Review of Paul: A Biography by N. T. Wright
Book Reviews , Featured , New Testament / December 4, 2018

Wright, N.T.  Paul: A Biography. San Francisco, CA: HarperOne, 2018, pp 464, $29.99, Hardcover. N.T. Wright is widely known as one of the most prominent Pauline scholars of today and a retired Anglican bishop.  He has gained much attention in the academic field for his view on the new perspective on Paul, which has stirred up much debate among Pauline scholars.  One of his most recent works that addresses this issue is Paul and the Faithfulness of God, which was published by Fortress Press in 2013. Currently, the author holds the position of Chair of New Testament and Early Christianity at the School of Divinity of the University of St. Andrews in Scotland.
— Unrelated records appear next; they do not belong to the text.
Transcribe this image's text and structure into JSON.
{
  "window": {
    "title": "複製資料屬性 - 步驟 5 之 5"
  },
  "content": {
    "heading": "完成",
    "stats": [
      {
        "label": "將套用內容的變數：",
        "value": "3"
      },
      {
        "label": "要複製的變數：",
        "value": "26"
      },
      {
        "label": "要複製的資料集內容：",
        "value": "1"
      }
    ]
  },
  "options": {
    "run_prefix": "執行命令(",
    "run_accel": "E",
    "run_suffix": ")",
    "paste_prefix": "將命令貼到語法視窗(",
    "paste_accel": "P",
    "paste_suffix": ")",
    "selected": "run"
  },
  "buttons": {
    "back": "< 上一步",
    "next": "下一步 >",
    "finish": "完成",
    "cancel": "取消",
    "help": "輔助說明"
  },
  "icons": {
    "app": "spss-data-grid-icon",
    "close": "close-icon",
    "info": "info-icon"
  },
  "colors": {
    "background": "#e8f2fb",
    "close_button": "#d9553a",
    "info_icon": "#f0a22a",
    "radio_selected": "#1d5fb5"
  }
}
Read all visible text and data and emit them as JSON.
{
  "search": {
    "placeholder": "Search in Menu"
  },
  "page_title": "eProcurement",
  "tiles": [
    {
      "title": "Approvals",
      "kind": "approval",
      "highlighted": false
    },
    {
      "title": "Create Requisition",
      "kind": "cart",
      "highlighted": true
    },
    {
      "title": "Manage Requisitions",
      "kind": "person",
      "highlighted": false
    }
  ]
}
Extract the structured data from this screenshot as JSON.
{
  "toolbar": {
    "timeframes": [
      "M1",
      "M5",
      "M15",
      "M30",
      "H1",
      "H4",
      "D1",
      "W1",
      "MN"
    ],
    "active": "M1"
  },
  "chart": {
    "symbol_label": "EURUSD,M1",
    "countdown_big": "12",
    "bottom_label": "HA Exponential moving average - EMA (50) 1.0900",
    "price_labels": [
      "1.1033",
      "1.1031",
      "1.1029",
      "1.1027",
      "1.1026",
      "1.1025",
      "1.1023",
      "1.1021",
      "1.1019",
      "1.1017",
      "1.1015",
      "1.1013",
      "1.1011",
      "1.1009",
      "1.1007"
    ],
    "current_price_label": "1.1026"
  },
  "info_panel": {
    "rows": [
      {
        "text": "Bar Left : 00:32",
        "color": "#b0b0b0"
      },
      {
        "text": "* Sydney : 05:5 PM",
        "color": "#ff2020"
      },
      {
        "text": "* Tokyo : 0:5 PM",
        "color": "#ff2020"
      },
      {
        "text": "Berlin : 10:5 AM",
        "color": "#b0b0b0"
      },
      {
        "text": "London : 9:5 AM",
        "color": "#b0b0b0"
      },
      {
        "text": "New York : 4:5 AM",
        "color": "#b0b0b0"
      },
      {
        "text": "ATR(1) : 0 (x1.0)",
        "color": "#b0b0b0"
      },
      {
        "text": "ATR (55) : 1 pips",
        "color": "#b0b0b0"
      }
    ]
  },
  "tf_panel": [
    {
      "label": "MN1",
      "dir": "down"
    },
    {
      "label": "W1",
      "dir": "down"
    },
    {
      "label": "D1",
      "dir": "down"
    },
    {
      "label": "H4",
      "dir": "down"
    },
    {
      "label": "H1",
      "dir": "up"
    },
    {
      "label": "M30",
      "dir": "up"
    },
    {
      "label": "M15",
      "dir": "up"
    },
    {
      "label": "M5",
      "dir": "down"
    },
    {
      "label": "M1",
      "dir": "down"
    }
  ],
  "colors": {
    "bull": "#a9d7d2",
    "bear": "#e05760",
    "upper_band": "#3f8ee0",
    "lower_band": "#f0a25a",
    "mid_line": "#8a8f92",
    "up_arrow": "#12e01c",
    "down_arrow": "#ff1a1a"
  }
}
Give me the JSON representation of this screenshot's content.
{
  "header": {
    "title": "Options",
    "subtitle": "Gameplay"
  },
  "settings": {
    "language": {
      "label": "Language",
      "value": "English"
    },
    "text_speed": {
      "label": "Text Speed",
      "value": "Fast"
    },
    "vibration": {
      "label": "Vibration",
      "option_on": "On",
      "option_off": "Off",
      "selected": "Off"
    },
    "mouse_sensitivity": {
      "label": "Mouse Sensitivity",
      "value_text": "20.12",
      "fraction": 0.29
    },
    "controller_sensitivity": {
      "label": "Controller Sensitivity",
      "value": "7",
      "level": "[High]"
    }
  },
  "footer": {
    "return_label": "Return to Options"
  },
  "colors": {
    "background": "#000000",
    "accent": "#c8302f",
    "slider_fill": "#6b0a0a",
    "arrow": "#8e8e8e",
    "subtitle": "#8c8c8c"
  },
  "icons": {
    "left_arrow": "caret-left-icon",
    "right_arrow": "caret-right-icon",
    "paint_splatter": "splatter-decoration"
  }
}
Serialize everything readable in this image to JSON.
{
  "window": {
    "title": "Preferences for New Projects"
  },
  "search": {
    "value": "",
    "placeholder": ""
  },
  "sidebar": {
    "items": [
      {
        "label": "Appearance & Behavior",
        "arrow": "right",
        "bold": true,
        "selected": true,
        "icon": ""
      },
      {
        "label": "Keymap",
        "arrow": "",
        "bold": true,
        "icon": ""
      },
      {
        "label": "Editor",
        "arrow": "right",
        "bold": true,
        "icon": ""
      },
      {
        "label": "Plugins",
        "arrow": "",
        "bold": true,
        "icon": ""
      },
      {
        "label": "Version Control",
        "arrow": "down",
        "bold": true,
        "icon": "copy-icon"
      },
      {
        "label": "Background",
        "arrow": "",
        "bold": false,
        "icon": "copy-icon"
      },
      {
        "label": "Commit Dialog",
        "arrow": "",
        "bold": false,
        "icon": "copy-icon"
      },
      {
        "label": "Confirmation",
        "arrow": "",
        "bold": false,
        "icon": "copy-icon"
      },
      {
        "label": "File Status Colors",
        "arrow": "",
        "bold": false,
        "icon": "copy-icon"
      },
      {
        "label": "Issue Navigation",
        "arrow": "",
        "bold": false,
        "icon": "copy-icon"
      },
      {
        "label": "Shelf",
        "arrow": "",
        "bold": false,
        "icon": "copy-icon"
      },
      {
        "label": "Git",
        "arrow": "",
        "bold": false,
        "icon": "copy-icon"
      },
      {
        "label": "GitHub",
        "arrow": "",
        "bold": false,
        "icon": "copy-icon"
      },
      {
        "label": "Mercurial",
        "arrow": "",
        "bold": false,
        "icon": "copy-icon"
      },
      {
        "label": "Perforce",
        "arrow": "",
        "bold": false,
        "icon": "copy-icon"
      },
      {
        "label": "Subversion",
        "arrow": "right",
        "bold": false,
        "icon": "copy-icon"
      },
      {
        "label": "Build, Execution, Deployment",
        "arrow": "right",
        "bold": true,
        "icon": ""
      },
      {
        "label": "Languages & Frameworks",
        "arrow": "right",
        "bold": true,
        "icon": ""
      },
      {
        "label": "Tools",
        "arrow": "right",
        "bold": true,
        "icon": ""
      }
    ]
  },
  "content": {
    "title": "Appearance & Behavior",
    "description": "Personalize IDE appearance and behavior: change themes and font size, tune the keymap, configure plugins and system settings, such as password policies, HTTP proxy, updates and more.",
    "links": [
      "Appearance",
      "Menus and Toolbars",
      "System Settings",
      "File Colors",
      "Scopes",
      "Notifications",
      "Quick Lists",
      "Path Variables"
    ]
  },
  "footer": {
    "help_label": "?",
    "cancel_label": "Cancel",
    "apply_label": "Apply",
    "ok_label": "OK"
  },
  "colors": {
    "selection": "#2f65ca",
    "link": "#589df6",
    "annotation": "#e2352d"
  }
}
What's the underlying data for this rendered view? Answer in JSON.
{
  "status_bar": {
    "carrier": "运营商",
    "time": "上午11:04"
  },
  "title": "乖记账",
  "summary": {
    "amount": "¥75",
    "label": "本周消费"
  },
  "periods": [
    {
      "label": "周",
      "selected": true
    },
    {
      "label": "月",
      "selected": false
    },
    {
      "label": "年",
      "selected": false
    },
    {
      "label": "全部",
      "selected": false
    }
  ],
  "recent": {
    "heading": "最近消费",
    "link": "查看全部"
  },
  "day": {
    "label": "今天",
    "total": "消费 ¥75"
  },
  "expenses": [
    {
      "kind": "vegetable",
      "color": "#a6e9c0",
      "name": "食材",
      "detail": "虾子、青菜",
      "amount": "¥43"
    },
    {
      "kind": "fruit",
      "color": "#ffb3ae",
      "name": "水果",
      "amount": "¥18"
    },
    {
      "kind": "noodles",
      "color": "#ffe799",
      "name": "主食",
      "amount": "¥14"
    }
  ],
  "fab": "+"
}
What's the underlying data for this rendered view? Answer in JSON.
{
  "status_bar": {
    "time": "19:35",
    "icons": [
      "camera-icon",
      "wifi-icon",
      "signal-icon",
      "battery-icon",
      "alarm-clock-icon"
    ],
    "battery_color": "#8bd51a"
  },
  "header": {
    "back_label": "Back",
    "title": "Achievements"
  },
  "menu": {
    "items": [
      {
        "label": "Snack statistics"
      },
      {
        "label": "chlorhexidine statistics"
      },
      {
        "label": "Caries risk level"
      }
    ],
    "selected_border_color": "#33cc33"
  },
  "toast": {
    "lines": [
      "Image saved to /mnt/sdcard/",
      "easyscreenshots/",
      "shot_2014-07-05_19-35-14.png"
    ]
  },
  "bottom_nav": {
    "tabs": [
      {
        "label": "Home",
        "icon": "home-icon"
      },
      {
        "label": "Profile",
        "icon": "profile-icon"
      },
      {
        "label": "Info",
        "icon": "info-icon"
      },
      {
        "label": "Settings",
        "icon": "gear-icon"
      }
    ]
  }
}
In this book, Wright takes a biographical approach in dealing with Paul’s life and theology.  He begins with Paul’s upbringing as a young Jew living in Tarsus, and takes the readers through Paul’s entire life until the final years before his death.  In order to help the reader better understand the shaping and substance of Paul’s theology, Wright traces through known aspects of Paul’s missionary journeys while filling in gaps of knowledge with his thoughtful speculations.  The author divides his work into three parts: the beginning of Paul’s…